⟨
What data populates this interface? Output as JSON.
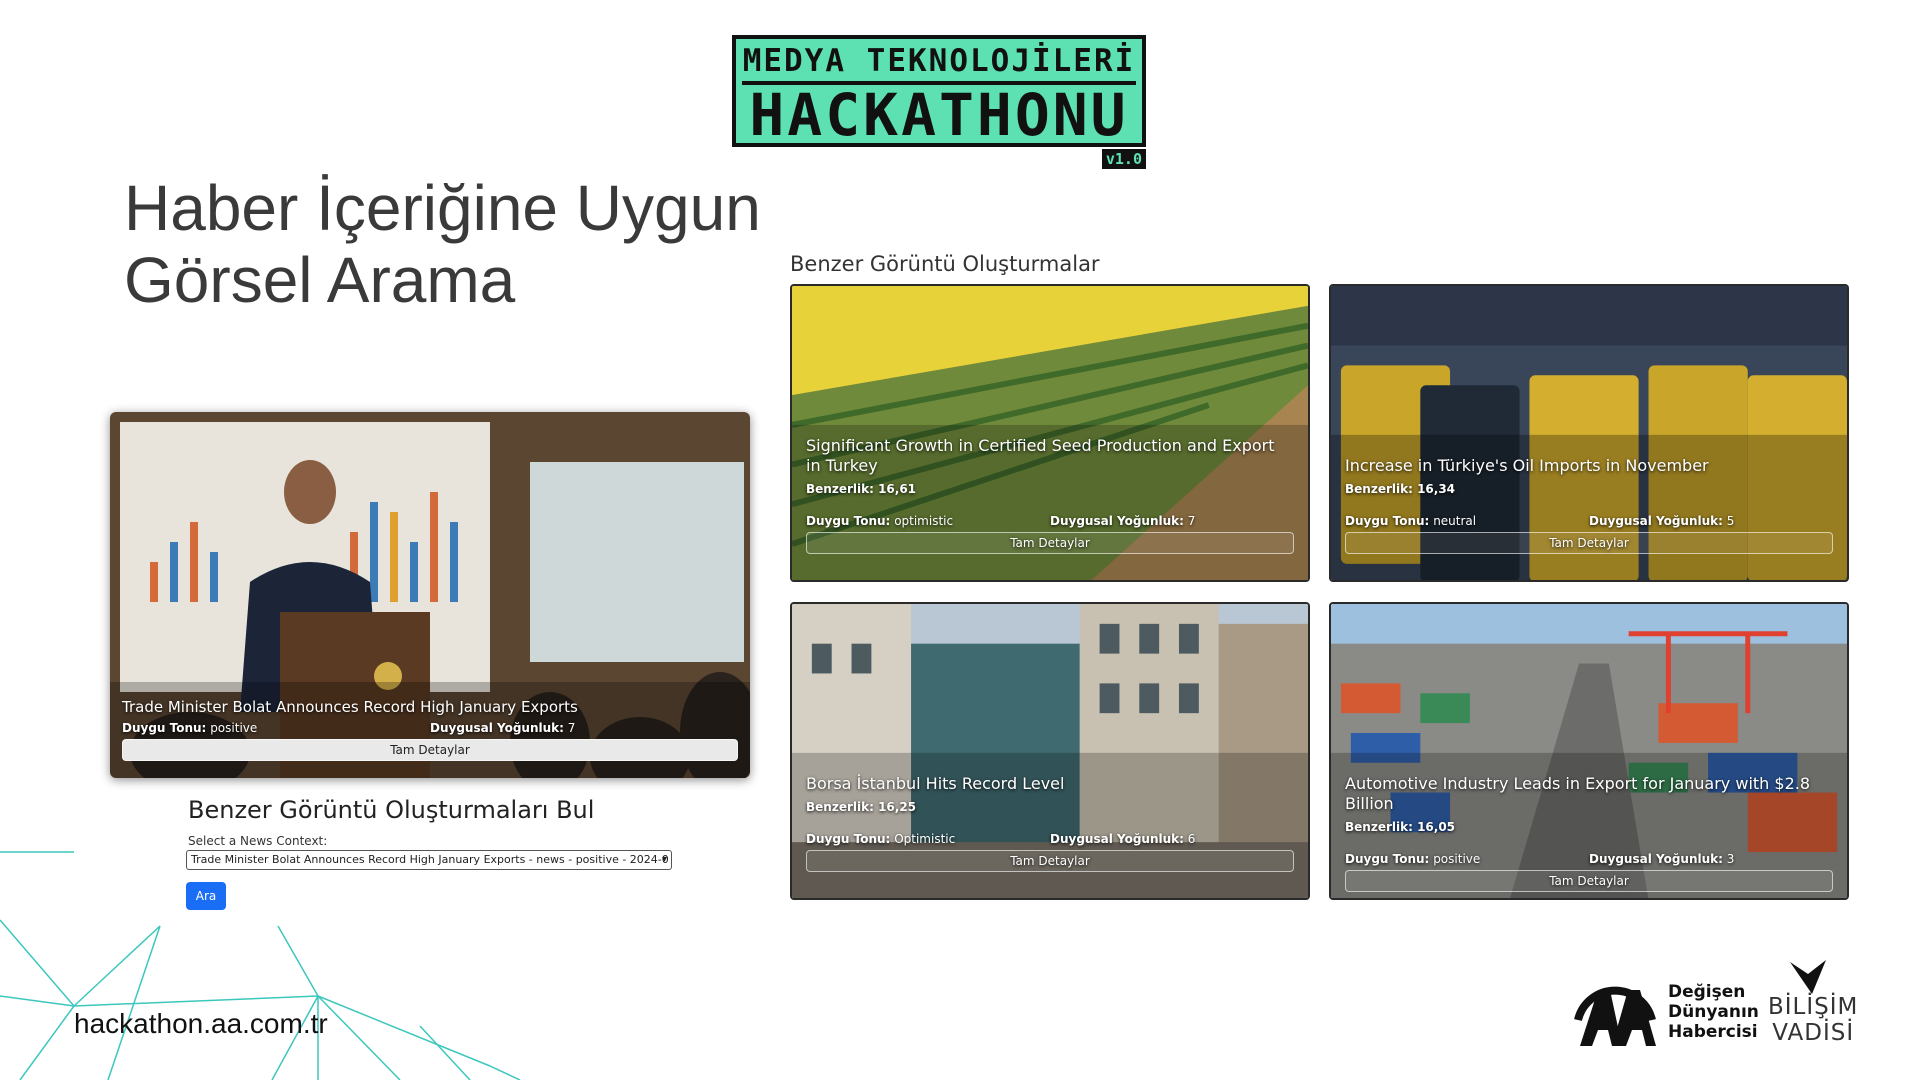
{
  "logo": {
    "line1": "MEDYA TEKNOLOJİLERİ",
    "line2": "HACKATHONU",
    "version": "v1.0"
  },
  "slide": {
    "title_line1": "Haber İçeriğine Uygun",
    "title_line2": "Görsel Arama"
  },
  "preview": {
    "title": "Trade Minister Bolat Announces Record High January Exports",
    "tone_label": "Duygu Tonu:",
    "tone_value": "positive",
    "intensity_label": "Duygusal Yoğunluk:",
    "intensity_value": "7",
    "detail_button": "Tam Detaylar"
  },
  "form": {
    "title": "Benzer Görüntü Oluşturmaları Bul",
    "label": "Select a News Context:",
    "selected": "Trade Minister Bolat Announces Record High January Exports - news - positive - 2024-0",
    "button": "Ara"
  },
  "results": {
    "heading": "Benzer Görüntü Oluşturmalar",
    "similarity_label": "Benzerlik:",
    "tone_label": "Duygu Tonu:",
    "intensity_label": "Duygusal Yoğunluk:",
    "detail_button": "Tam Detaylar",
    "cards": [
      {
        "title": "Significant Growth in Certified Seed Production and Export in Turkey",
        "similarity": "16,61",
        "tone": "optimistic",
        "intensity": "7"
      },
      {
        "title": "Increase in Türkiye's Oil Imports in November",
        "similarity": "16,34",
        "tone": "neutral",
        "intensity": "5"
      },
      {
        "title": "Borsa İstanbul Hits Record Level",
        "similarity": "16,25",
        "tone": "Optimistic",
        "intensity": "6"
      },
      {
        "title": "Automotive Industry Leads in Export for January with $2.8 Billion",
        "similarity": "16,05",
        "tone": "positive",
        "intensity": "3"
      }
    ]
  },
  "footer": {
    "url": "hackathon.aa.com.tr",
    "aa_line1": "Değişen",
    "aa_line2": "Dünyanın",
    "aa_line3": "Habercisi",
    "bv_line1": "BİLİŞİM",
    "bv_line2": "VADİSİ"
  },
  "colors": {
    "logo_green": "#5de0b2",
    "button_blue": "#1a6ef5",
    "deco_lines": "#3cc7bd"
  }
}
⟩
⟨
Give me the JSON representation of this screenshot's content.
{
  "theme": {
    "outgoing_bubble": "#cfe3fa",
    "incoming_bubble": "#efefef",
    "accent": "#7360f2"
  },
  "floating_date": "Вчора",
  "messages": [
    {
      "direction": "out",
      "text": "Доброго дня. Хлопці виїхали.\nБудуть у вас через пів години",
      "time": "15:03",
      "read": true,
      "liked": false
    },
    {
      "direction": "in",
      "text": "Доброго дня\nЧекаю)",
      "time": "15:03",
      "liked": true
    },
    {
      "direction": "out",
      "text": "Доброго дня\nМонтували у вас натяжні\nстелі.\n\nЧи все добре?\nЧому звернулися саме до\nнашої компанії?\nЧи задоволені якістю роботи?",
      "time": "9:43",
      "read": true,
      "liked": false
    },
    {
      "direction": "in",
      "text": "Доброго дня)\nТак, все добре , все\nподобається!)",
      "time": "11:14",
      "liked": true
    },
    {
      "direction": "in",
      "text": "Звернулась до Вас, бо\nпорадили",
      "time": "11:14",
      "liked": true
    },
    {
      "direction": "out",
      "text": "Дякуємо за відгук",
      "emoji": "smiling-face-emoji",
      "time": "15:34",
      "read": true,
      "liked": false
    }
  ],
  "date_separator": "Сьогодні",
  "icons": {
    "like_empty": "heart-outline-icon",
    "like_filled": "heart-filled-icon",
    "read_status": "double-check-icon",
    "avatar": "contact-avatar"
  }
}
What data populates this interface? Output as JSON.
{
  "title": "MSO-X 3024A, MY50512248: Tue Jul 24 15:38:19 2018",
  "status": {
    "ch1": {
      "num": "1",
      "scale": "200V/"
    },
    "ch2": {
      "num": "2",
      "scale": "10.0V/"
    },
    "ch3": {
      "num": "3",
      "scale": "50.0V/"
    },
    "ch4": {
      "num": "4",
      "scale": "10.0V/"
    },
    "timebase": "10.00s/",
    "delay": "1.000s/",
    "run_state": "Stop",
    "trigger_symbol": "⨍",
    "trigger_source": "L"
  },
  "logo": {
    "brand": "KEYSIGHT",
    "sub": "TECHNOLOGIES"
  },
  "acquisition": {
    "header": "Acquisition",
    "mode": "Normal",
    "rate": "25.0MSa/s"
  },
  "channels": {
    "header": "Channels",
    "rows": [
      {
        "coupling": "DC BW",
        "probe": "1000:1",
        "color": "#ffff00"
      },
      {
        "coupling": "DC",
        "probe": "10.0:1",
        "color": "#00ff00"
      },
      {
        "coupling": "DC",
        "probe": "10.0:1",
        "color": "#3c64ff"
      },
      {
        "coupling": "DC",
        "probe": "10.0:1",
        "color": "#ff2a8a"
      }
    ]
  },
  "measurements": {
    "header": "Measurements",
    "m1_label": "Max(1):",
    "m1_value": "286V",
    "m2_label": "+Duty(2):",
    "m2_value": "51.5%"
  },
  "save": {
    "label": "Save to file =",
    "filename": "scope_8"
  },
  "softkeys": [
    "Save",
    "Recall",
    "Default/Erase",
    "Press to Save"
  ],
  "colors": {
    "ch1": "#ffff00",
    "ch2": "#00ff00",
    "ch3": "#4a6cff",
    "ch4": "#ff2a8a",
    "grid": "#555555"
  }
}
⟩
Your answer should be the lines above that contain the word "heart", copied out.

## Task output
    "like_empty": "heart-outline-icon",
    "like_filled": "heart-filled-icon",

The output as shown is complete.